Theories of Motivation Humanistic theory: humans are basically good and possess an innate (biological) tendency to grow and mature Carl Rogers (1902-1987) Organisms have one basic tendency- to “actualize, maintain, and enhance the experiencing self.” • Organismic valuation process- people have within themselves the capacity to judge what is good for them and what is not • Need to positive regard- the need to receive approval, to be accepted, and to be loved • Positive self-regard- internalized positive regard, helps in realizing potential
Theories of Motivation Cognitive theory: mental representations formed by humans and animals play a central role in guiding their behavior • Roots in work done by learning, personality, and developmental theorists.
Theories of Motivation Expectancy-value theory: people have expectations about whether they are likely to attain particular goals; people will choose the option with the best combination of expectancy and value. • Also called cognitive-choice or decision theories. Expectancy- a judgment about the likely outcome of some behavior based on past experiences
Theories of Motivation Goal-setting theory: humans can motivate themselves by setting future goals • Goals should be both difficult and specific • Unless we are committed to our goals, we will not put forth effort to achieve them.
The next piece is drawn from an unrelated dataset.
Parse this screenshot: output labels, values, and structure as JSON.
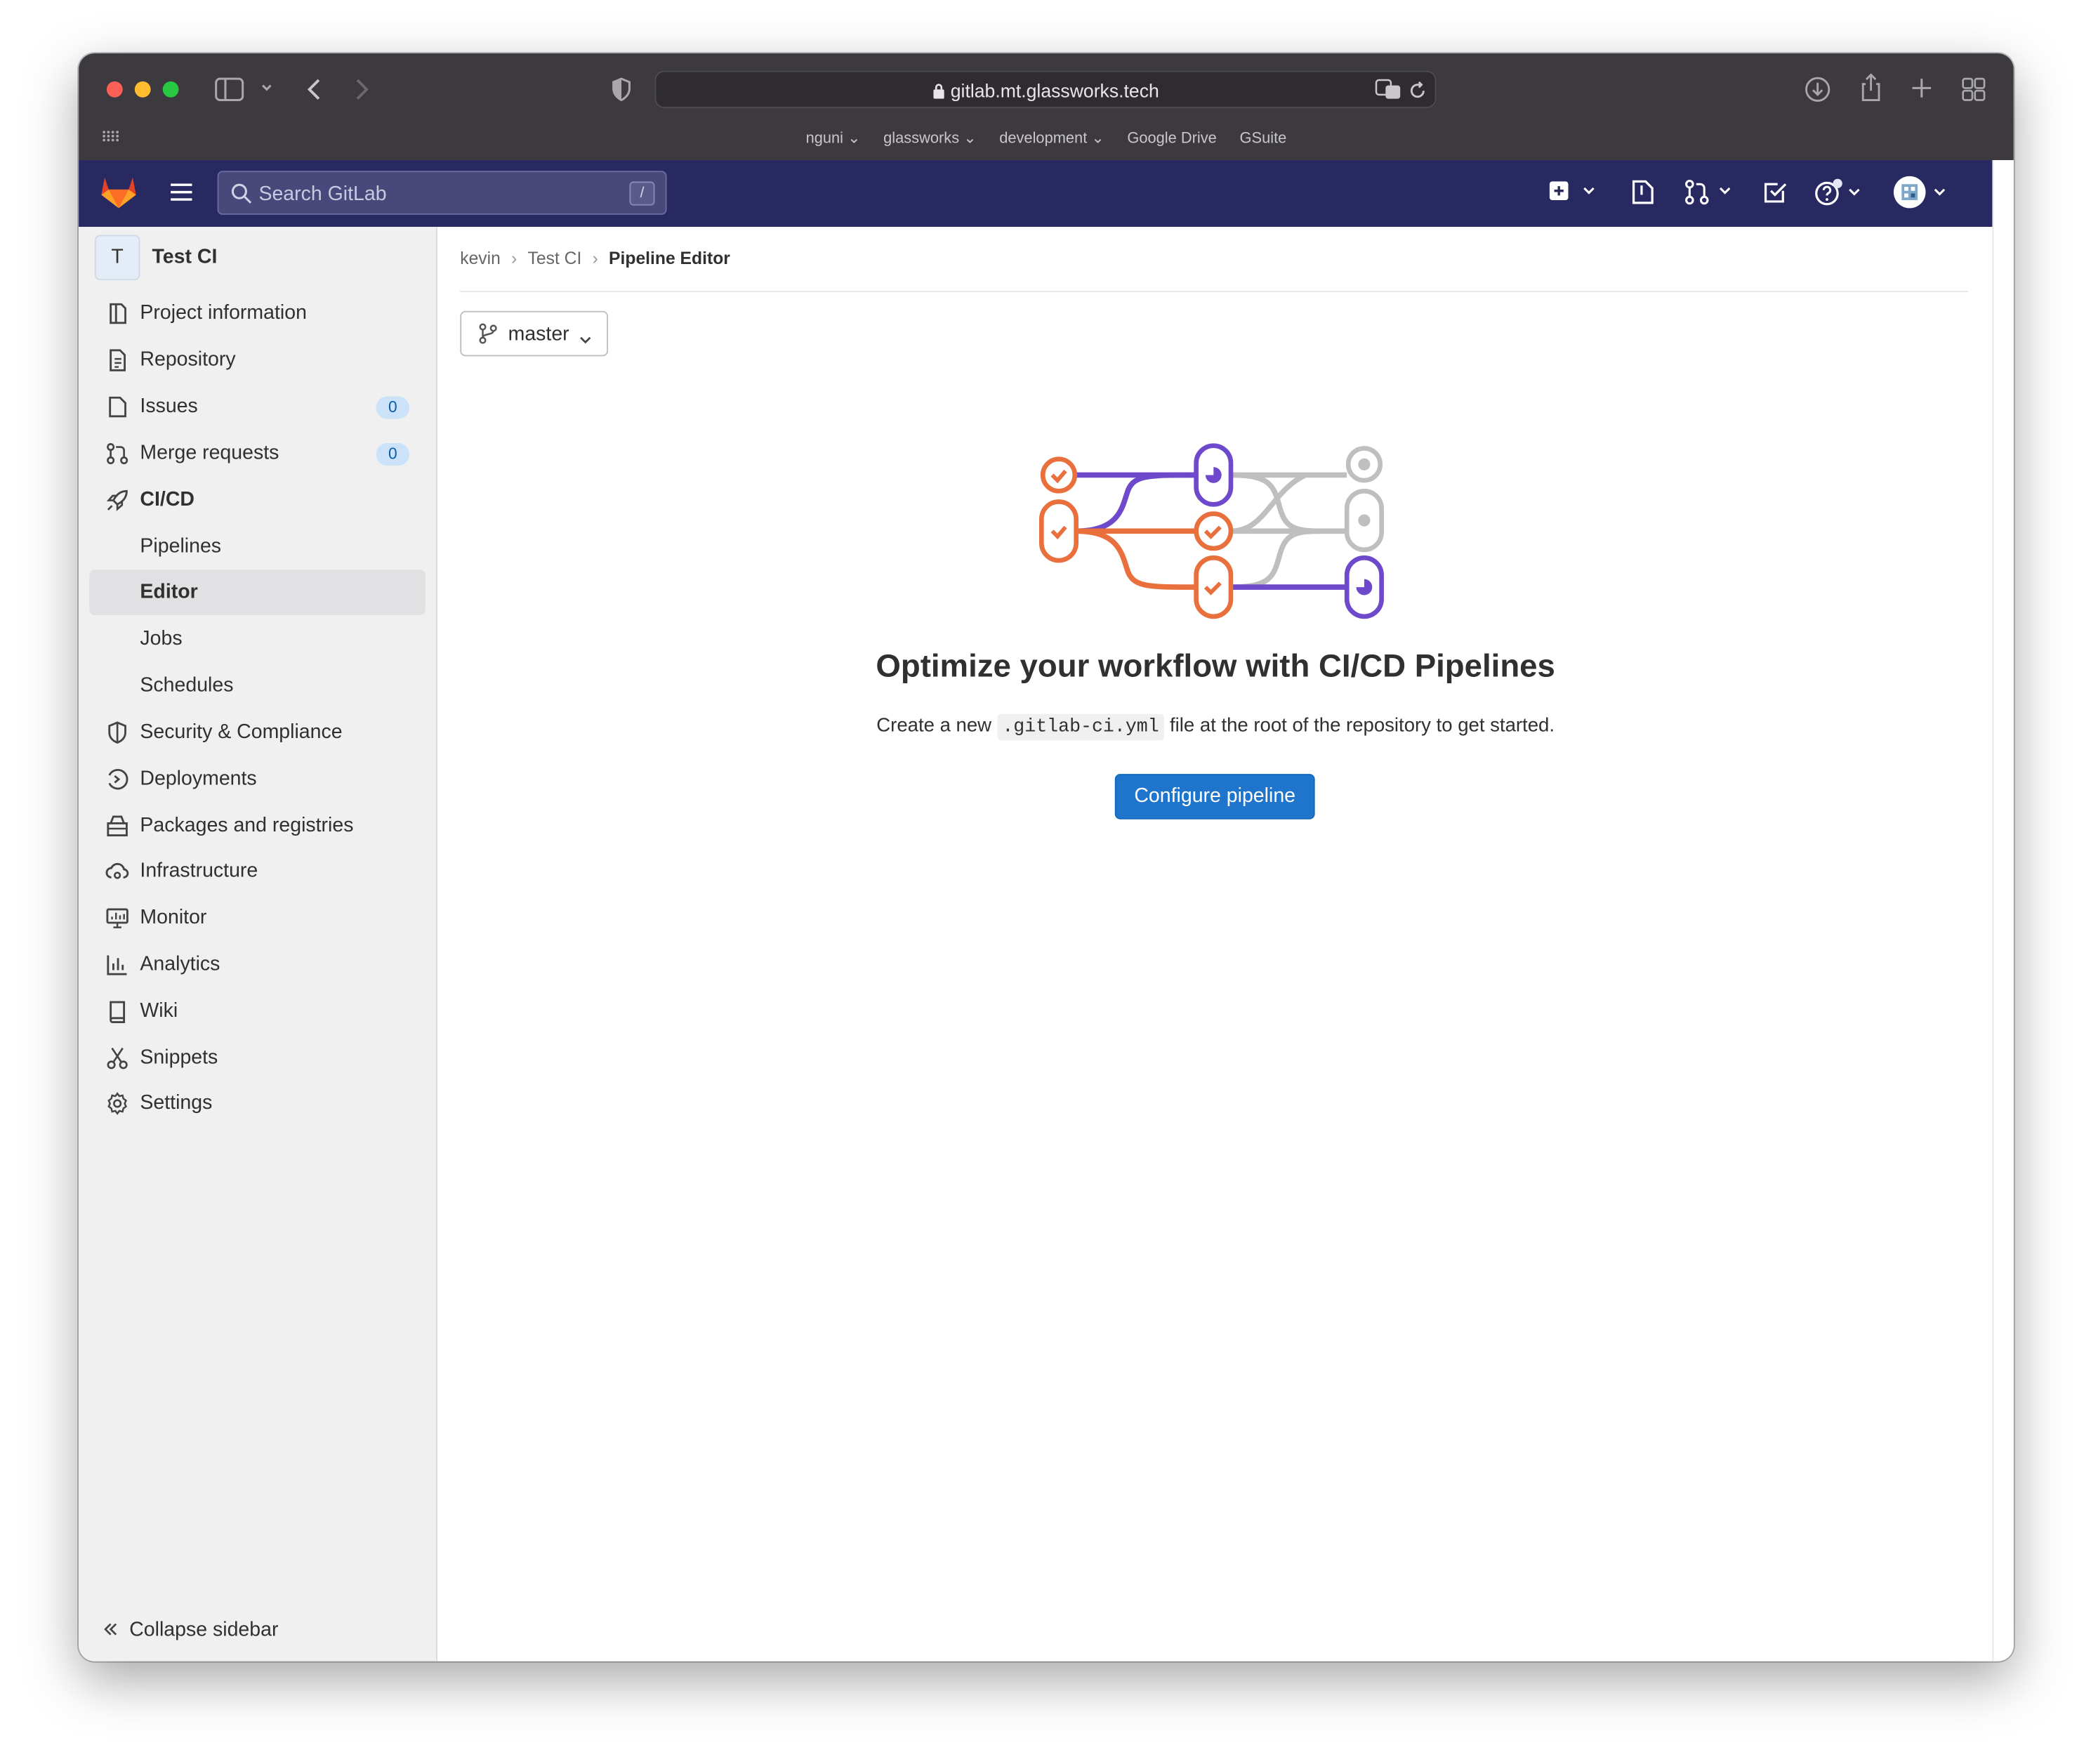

Goals effect behavior in four ways: • They direct attention • They mobilize effort to the task. • They encourage persistence. • They facilitate the development of strategies.
Theories of Motivation Social-cognitive theory of goal setting: people set specific attainable goals based on their feelings of self-efficacy Self-efficacy: expectations that focus on their beliefs about their capabilities to organize and execute the behaviors requisite for attaining the outcome